In this effort, pharmaceutical companies were joined by billionaire Bill Gates, cast by the Right as one of the big villains of the pandemic. Gates does deserve this label — but not, as Kennedy and others might argue, because he foisted vaccines on the rest of us, but because he did the opposite. The influential and absurdly wealthy Gates was one of the leading voices against the waiver even as the virus spread and wreaked havoc through the poorest parts of the world. Once again, it would be surprising if financial incentives didn’t play at least some role, since Gates’s wealth is partly based on rigid intellectual property (IP) protections.
But this goes beyond IP. Until recently, the federal government’s mass buy-up of COVID vaccines, tests, and treatments had been core to US efforts to combat the pandemic, guaranteeing that cost and insurance status weren’t barriers for anyone to get medical help for an infection, and ensuring that American society’s most vulnerable — and those who might be hit hardest by the virus — would be protected.
Then late last year, just as today’s right-wing vaccine skeptics demanded, the Biden administration announced that it would privatize the US pandemic response. As a result, the price of the Moderna and Pfizer vaccines shot up more than fourfold, a devastating financial barrier for the millions of uninsured Americans whose ranks are set to swell by fifteen million by the end of this month, thanks to the COVID emergency declaration’s end — spelling the end of Medicaid expansion, another result of Biden bowing to COVID skeptics. (The end of that emergency also meant the end of a federal provision letting state Medicaid programs cover vaccine-related costs). We’ve already gotten a taste of the chaos that this pandemic privatization has meant for the uninsured, who have been unwittingly charged hundreds, even thousands of dollars for tests.
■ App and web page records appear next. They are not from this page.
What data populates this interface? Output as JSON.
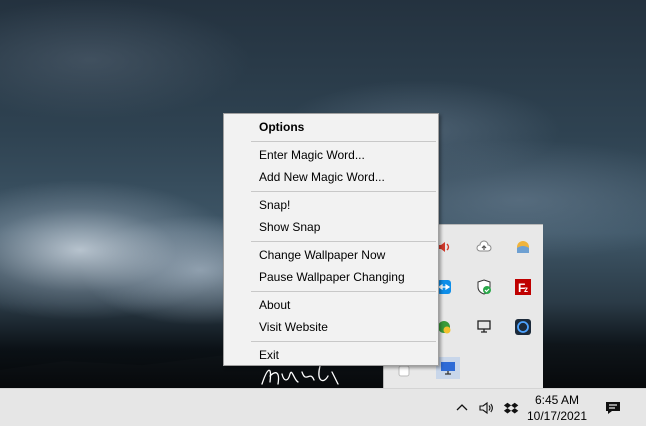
{
  "menu": {
    "title": "Options",
    "items": [
      {
        "label": "Enter Magic Word..."
      },
      {
        "label": "Add New Magic Word..."
      },
      {
        "label": "Snap!"
      },
      {
        "label": "Show Snap"
      },
      {
        "label": "Change Wallpaper Now"
      },
      {
        "label": "Pause Wallpaper Changing"
      },
      {
        "label": "About"
      },
      {
        "label": "Visit Website"
      },
      {
        "label": "Exit"
      }
    ]
  },
  "tray_flyout": {
    "icons": [
      "speaker-app-icon",
      "cloud-upload-icon",
      "weather-icon",
      "teamviewer-icon",
      "shield-check-icon",
      "filezilla-icon",
      "green-app-icon",
      "network-monitor-icon",
      "circle-app-icon",
      "white-square-icon",
      "monitor-icon"
    ]
  },
  "taskbar": {
    "time": "6:45 AM",
    "date": "10/17/2021",
    "icons": [
      "chevron-up-icon",
      "volume-icon",
      "dropbox-icon",
      "notification-icon"
    ]
  },
  "colors": {
    "menu_bg": "#f2f2f2",
    "taskbar_bg": "#e6e6e6",
    "filezilla_red": "#bf0000",
    "teamviewer_blue": "#0e8ee9",
    "shield_green": "#2aa84a"
  }
}
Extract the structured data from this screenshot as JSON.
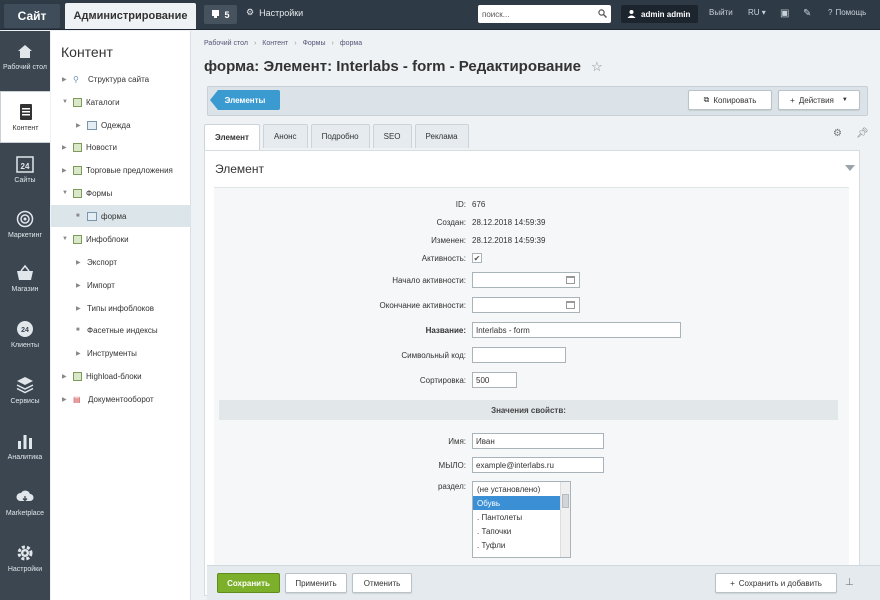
{
  "topbar": {
    "site_label": "Сайт",
    "admin_label": "Администрирование",
    "notifications_count": "5",
    "settings_label": "Настройки",
    "search_placeholder": "поиск...",
    "user_label": "admin admin",
    "logout_label": "Выйти",
    "lang_label": "RU",
    "help_label": "Помощь"
  },
  "leftbar": {
    "items": [
      {
        "label": "Рабочий стол",
        "icon": "home-icon"
      },
      {
        "label": "Контент",
        "icon": "document-icon"
      },
      {
        "label": "Сайты",
        "icon": "calendar-24-icon"
      },
      {
        "label": "Маркетинг",
        "icon": "target-icon"
      },
      {
        "label": "Магазин",
        "icon": "basket-icon"
      },
      {
        "label": "Клиенты",
        "icon": "clients-24-icon"
      },
      {
        "label": "Сервисы",
        "icon": "layers-icon"
      },
      {
        "label": "Аналитика",
        "icon": "bar-chart-icon"
      },
      {
        "label": "Marketplace",
        "icon": "cloud-download-icon"
      },
      {
        "label": "Настройки",
        "icon": "gear-icon"
      }
    ]
  },
  "menu": {
    "title": "Контент",
    "items": [
      {
        "label": "Структура сайта"
      },
      {
        "label": "Каталоги"
      },
      {
        "label": "Одежда"
      },
      {
        "label": "Новости"
      },
      {
        "label": "Торговые предложения"
      },
      {
        "label": "Формы"
      },
      {
        "label": "форма"
      },
      {
        "label": "Инфоблоки"
      },
      {
        "label": "Экспорт"
      },
      {
        "label": "Импорт"
      },
      {
        "label": "Типы инфоблоков"
      },
      {
        "label": "Фасетные индексы"
      },
      {
        "label": "Инструменты"
      },
      {
        "label": "Highload-блоки"
      },
      {
        "label": "Документооборот"
      }
    ]
  },
  "breadcrumb": [
    "Рабочий стол",
    "Контент",
    "Формы",
    "форма"
  ],
  "page_title": "форма: Элемент: Interlabs - form - Редактирование",
  "toolbar": {
    "elements_label": "Элементы",
    "copy_label": "Копировать",
    "actions_label": "Действия"
  },
  "tabs": [
    "Элемент",
    "Анонс",
    "Подробно",
    "SEO",
    "Реклама"
  ],
  "panel": {
    "heading": "Элемент",
    "id_label": "ID:",
    "id_value": "676",
    "created_label": "Создан:",
    "created_value": "28.12.2018 14:59:39",
    "modified_label": "Изменен:",
    "modified_value": "28.12.2018 14:59:39",
    "active_label": "Активность:",
    "active_from_label": "Начало активности:",
    "active_to_label": "Окончание активности:",
    "name_label": "Название:",
    "name_value": "Interlabs - form",
    "code_label": "Символьный код:",
    "sort_label": "Сортировка:",
    "sort_value": "500",
    "props_section": "Значения свойств:",
    "prop_name_label": "Имя:",
    "prop_name_value": "Иван",
    "prop_email_label": "МЫЛО:",
    "prop_email_value": "example@interlabs.ru",
    "prop_section_label": "раздел:",
    "section_options": [
      "(не установлено)",
      "Обувь",
      ". Пантолеты",
      ". Тапочки",
      ". Туфли"
    ],
    "selected_option": "Обувь"
  },
  "bottom": {
    "save_label": "Сохранить",
    "apply_label": "Применить",
    "cancel_label": "Отменить",
    "save_add_label": "Сохранить и добавить"
  },
  "colors": {
    "topbar": "#2e3a46",
    "leftbar": "#3c4651",
    "accent_blue": "#3b9bd1",
    "save_green": "#7cb02a"
  }
}
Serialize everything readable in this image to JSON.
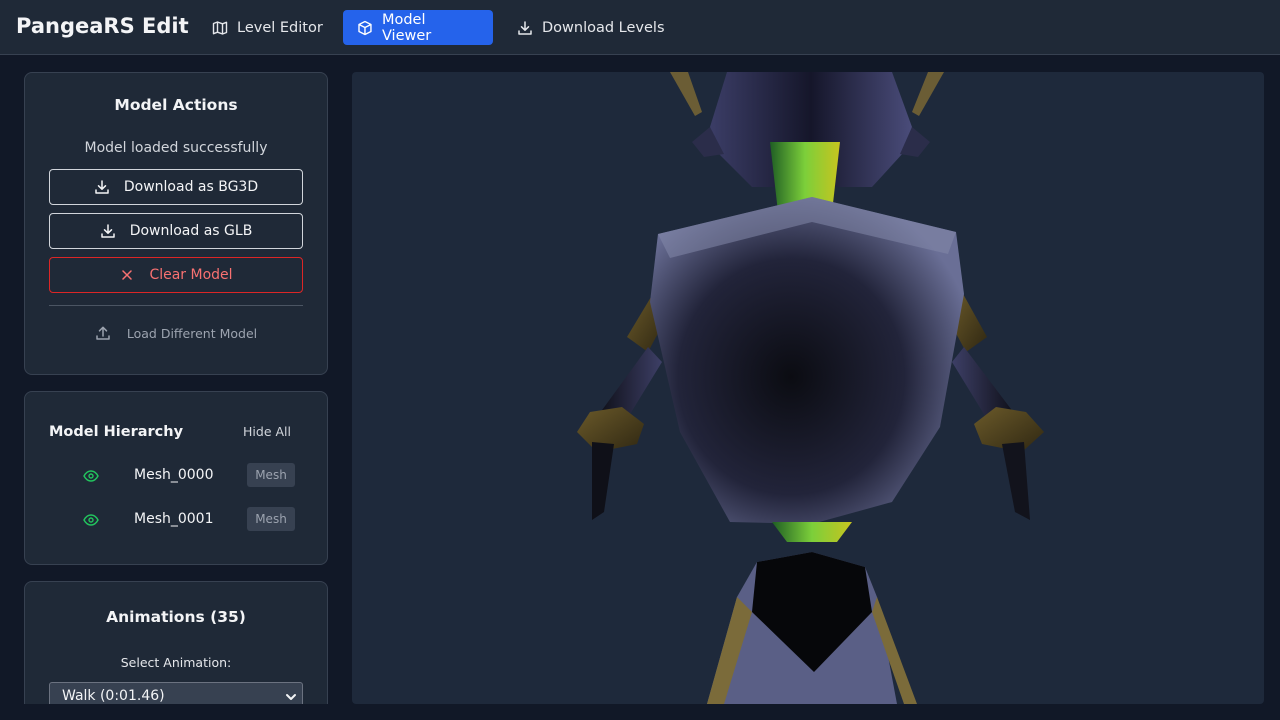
{
  "app": {
    "title": "PangeaRS Edit"
  },
  "nav": {
    "level_editor": "Level Editor",
    "model_viewer": "Model Viewer",
    "download_levels": "Download Levels"
  },
  "actions": {
    "title": "Model Actions",
    "status": "Model loaded successfully",
    "download_bg3d": "Download as BG3D",
    "download_glb": "Download as GLB",
    "clear": "Clear Model",
    "load_different": "Load Different Model"
  },
  "hierarchy": {
    "title": "Model Hierarchy",
    "hide_all": "Hide All",
    "items": [
      {
        "name": "Mesh_0000",
        "type": "Mesh"
      },
      {
        "name": "Mesh_0001",
        "type": "Mesh"
      }
    ]
  },
  "animations": {
    "title": "Animations (35)",
    "select_label": "Select Animation:",
    "selected": "Walk (0:01.46)"
  },
  "colors": {
    "accent": "#2563eb",
    "danger": "#dc2626",
    "visible_eye": "#22c55e"
  },
  "icons": [
    "map-icon",
    "cube-icon",
    "download-icon",
    "close-icon",
    "upload-icon",
    "eye-icon",
    "chevron-down-icon"
  ]
}
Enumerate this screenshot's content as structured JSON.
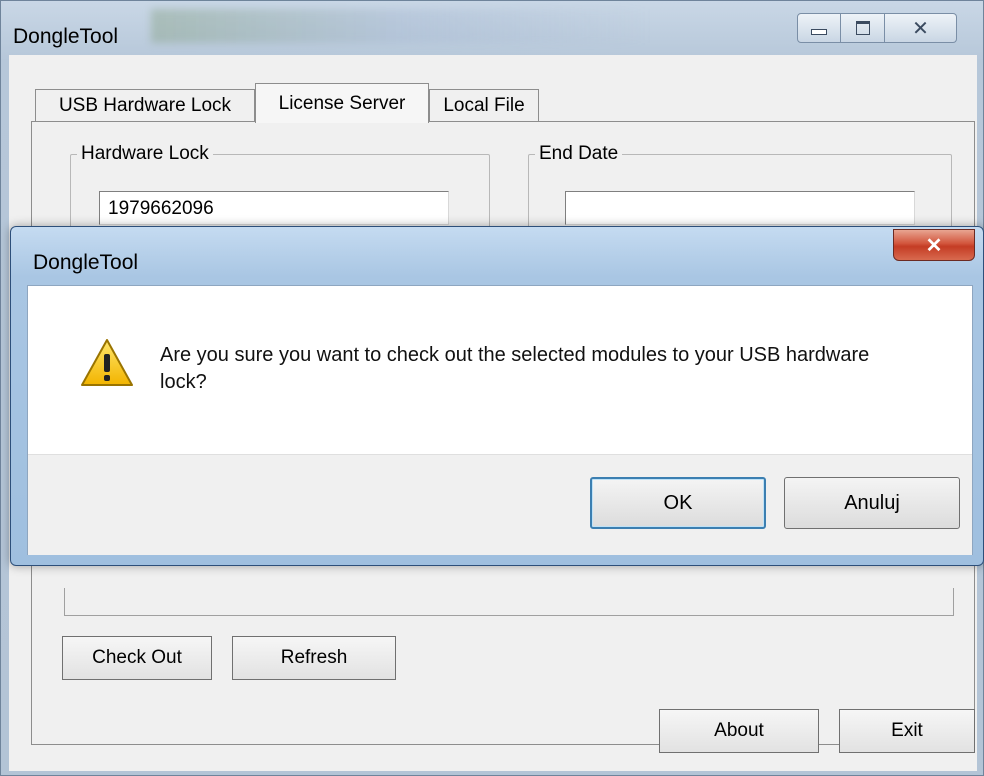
{
  "main_window": {
    "title": "DongleTool",
    "tabs": [
      {
        "label": "USB Hardware Lock"
      },
      {
        "label": "License Server"
      },
      {
        "label": "Local File"
      }
    ],
    "hardware_lock": {
      "legend": "Hardware Lock",
      "value": "1979662096"
    },
    "end_date": {
      "legend": "End Date",
      "value": ""
    },
    "buttons": {
      "check_out": "Check Out",
      "refresh": "Refresh",
      "about": "About",
      "exit": "Exit"
    },
    "active_tab": "License Server"
  },
  "dialog": {
    "title": "DongleTool",
    "close_glyph": "✕",
    "icon": "warning-icon",
    "message": "Are you sure you want to check out the selected modules to your USB hardware lock?",
    "buttons": {
      "ok": "OK",
      "cancel": "Anuluj"
    }
  },
  "colors": {
    "close_button": "#d2553c",
    "default_button_border": "#3c7fb1",
    "warning_fill": "#f7c623"
  }
}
Though the administration put forth a $1.1 billion bridge program on vaccines, its modest size coupled with the failure to create a more permanent vaccine safety-net program for adults means that it won’t be enough to cover the shortfall. The insured, meanwhile, can look forward to higher premiums as a result, or even paying this full, exorbitant cost if they go out of network.
It’s astounding that in the face of all this, the Right — long hostile to a publicly funded and controlled health system — has somehow been able to make the idea of the corporate health care system conspiring with politicians to make it harder to get treatment for the pandemic a virtue, instead of the scandal that it is.
The pandemic should’ve provided a leg up to efforts to expand the United States’s patchy public health system. Americans were instead given a brief taste of what a sensical health care system could look like, only to have it ripped away for the sake of private profits and government penny-pinching that’s never applied to the Pentagon — and for billions of others around the world who were denied the most basic bit of COVID protection in the form of vaccines, thanks to pharmaceutical greed.
That’s the real scandal of the pandemic. And the fact that the public health debate has lurched like it has to the preferred terrain of vaccine skeptics more or less ensures for the foreseeable future that we’ll only be talking about what other forms of health care big business and neoliberal politicians can deprive you of next.